The EU: Writing on the never-ending Greek crisis, one commentator says: These surreal negotiations bear no relation to the normal interaction between creditors and debtors. Because the elephant in the room during all these supposedly financial deliberations is politics, specifically the infatuated imperial obsession of the Brussels apparatchiks. They are behaving in character because not only the euro currency but the entire European project has, from its inception, been a purely political exercise. At every stage in the development of the EU, financial realities have been subordinated to political aspirations. This sedulously concealed fact is not only key to understanding the labyrinthine contortions of the Greek crisis, but the essential character of the EU.

Finally . . . Here's a nice nomination for the worst-ever election campaign video ever.


Alfred B. Mittington said...

"Who to believe?" is yet one more of your sudden and surprising linguistic flexibility, I suppose??


Colin Davies said...

You and your pedantry. Find me one person, other than Mr Stickler Supreme, who would say "Whom to believe". Oh yes. There's also Simon Heffer. I've got his 'Book of Petty Pedantic Points' here for you. Otherwise entitled "Simply English". As well as Oliver Kamm's response to this and other nonsense - "Accidence will happen: The non-pedantic guide to English Usage". Of coure, you don't need the former but you certainly need the latter!

Maria said...

Linguistics aside, I believe the Opposition party. I've read somwhere that from March of last year to March of this year, over 54,000 Spaniards emigrated to the UK, making Spanish nationals the fourth biggest group of foreign nationals who moved to the UK. You can see how the unemployment figures are going down.

Alfred B. Mittington said...

So… You DO know the correct form! That's one lame excuse out the window. Now for the other ones, like: 'It does not matter'…


Colin Davies said...

There is no single 'correct' form in English. It's not just that it doesn't matter. Read the books and then opine.

Just as one can say 'grass' or grarss'.

Alfred B. Mittington said...

I have had this discussion with iconoclast Time Of Aquarius 'intellectuals' a thousand times since the sixties. I don't need to read yet another book about it.

Go tell tell the Queen that there is no Queen's English.


Colin Davies said...

No one uses the expression "Queen's" English these days. 'Standard English' is the favourite but there's also Oxford English and BBC English. Take your pick. No one talks like the Queen now without causing a great deal of laughter. You've been too long out of England. Sometimes I wonder whether you've ever been there at all!

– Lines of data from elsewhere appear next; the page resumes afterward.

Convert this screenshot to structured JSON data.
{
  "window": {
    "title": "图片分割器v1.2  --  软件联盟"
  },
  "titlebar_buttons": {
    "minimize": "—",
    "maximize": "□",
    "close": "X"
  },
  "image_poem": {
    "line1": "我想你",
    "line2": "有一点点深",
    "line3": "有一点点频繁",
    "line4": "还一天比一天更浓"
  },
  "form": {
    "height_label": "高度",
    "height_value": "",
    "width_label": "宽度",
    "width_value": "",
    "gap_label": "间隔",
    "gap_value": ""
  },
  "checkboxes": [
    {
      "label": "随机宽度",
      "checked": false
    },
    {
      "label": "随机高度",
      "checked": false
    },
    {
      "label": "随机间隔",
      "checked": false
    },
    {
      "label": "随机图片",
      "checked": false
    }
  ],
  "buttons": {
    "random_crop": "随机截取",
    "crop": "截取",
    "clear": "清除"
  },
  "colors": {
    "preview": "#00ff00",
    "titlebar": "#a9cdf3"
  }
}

Colin Davies said...

"Time of Aquarius"? "Age of Aquarius"??

Alfred B. Mittington said...

Indeed: 'Age'. Memory does not get better with it…